This RFC was about creating such a sub-project with one suggestion on how to do it to get a head start. We’ll have opportunity for technical discussion as part of the PR I hopefully put out soon.

Hi All,

I wanted to express support for turning libomptarget into a more general solution. We’ve attempted to use it as part of Chapel (https://chapel-lang.org/) runtime in the past, but we needed more features from it that the solution included wrapping some CUDA Driver API functions independently. Specifics of that aren’t in my memory, but I can dig some stuff up. Currently, we have our own runtime implementation that interfaces CUDA/HIP directly.

In any case, we’d be happy to participate in discussions and very interested in giving the “offload” project another try in Chapel runtime.

Engin

2 Likes

There are some components that I’ve wanted for long enough that I’ll write them myself given some indication that they’ll be reviewed. Well, move&adapt from where they already exist. Added some links to the existing things which get merged/cleaned and proposed by me shortly.

HSA.hpp.
Exists in various degrees of completeness in openmp, libc and my GitHub. Put a C++ API over hsa.h so one doesn’t have to pass void* to callbacks and similar.

Dynamic cuda/hsa
exist in openmp as a way to deal with compiling on machines that don’t have the vendor libs installed. They’re a copy of a subset of the header and a cpp which exports the same symbols and under the hood does a dlopen and dlsym on init.
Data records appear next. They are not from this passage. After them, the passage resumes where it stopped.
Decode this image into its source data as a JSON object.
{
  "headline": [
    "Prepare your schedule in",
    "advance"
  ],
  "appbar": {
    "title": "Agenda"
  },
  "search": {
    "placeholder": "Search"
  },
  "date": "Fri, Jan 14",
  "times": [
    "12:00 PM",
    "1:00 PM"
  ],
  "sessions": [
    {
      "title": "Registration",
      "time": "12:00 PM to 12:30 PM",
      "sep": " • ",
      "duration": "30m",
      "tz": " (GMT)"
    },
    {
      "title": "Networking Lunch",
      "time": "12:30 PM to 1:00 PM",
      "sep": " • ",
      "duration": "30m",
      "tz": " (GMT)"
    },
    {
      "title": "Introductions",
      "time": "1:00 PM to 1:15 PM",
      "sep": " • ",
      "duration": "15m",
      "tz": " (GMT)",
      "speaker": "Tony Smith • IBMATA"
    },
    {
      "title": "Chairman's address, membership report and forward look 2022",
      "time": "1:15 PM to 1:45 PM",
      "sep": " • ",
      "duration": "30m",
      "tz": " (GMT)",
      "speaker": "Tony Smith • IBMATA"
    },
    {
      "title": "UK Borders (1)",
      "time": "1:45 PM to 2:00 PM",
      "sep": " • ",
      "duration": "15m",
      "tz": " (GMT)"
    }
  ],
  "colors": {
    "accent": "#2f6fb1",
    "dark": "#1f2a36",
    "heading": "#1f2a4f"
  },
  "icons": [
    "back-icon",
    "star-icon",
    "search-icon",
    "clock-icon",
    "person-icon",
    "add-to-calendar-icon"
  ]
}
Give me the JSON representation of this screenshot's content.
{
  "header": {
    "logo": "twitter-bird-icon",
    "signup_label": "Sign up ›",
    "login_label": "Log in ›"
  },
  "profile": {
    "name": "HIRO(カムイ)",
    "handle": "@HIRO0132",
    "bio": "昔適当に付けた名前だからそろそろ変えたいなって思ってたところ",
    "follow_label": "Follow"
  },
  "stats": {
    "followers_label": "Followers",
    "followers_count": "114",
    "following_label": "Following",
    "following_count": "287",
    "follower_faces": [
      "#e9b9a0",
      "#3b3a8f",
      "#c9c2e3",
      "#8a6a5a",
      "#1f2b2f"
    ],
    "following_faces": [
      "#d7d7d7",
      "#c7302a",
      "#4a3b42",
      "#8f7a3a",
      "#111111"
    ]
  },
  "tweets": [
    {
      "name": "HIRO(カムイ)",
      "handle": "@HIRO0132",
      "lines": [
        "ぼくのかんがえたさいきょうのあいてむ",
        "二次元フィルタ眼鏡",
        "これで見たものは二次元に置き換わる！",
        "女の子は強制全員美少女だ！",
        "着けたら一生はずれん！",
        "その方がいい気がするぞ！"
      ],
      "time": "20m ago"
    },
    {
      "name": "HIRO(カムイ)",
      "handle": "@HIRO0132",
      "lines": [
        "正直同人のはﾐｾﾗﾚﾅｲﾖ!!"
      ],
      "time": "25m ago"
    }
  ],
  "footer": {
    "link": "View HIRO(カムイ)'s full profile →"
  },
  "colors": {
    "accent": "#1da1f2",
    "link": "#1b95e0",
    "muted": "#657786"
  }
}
gpu-builtins
Small C library that defines things like ballot and broadcast behind target agnostic names. Probably uses uint64_t for wave type. Compiled to IR and statically linked into libc, devicertl, whoever else wants it. Very similar idea to compiler-rt builtins.

DeviceRTL has the same sort of thing, but written via variant and scattered around.

Those are the ones I’ve written repeatedly in different projects and am volunteering to write an Nth time under llvm/offload, including patching libc and openmp to use said libraries.

It seems I read the RFC wrong then.

I appreciate and support an llvm/offload where a generic offload infrastructure lives and we can leave technical discussions to PRs. Sounds good.

This is a good direction. We need to make sure it is generic enough for SYCL, OpenMP (C, C++ and Fortran), Triton, Mojo, …, etc. and try not to break backward compatibility.

Can you be more precise about backwards compatibility?

I was imagining this to be an LLVM internal thing, in the sense that clang and llvm know the names of symbols in the library, and the whole system co-evolves.

Once that has established itself as useful and the initial API mistakes have been identified and fixed, maybe it could market itself as usable independent from LLVM, but even then it would be more sensible to have that as a separate entity with a fixed API to localise the backwards compatible cruft accumulation in one place.

For example, avoiding a need to enshrine the stable API of libomptarget in llvm/offload is one of the reasons I think the two should be separate - users other than openmp really don’t care about name stability of libomptarget, and openmp really does care about it, so localising the versioning and associated games/overhead at the libomptarget boundary is the right place to do it.

E.g. if you have generated code using the current libomptarget ABI dynamically (w/ the current entry and data layout), when we switch to link the new liboffload dynamically, the binrary should still work.